**WORK REQUEST:** Repeat every line of the data exactly; no picture belongs in the copy.

Stored dataset items:
=== Section Start ===
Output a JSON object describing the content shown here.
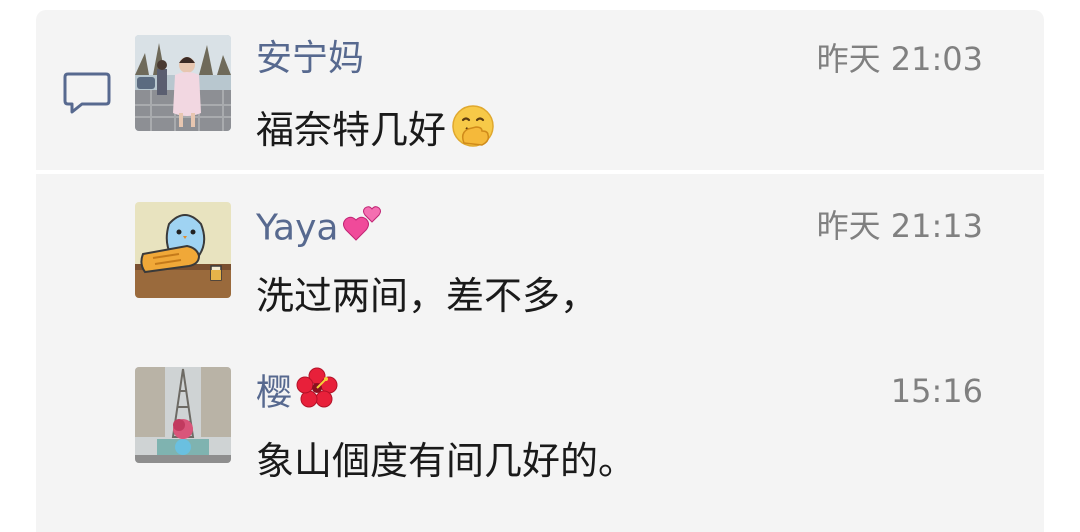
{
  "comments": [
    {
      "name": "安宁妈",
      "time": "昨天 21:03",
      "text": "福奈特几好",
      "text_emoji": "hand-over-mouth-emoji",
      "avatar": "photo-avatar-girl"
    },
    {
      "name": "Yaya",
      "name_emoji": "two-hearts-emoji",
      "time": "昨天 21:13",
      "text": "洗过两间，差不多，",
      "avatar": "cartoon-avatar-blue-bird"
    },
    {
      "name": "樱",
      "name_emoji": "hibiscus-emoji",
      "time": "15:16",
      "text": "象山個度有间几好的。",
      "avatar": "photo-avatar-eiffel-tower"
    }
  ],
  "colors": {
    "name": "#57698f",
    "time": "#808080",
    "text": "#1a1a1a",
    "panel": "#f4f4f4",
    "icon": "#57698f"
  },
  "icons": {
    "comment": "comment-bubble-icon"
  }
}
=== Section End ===
**SOLUTION BELOW:**
Output a JSON object describing the content shown here.
{
  "comments": [
    {
      "name": "安宁妈",
      "time": "昨天 21:03",
      "text": "福奈特几好",
      "text_emoji": "hand-over-mouth-emoji",
      "avatar": "photo-avatar-girl"
    },
    {
      "name": "Yaya",
      "name_emoji": "two-hearts-emoji",
      "time": "昨天 21:13",
      "text": "洗过两间，差不多，",
      "avatar": "cartoon-avatar-blue-bird"
    },
    {
      "name": "樱",
      "name_emoji": "hibiscus-emoji",
      "time": "15:16",
      "text": "象山個度有间几好的。",
      "avatar": "photo-avatar-eiffel-tower"
    }
  ],
  "colors": {
    "name": "#57698f",
    "time": "#808080",
    "text": "#1a1a1a",
    "panel": "#f4f4f4",
    "icon": "#57698f"
  },
  "icons": {
    "comment": "comment-bubble-icon"
  }
}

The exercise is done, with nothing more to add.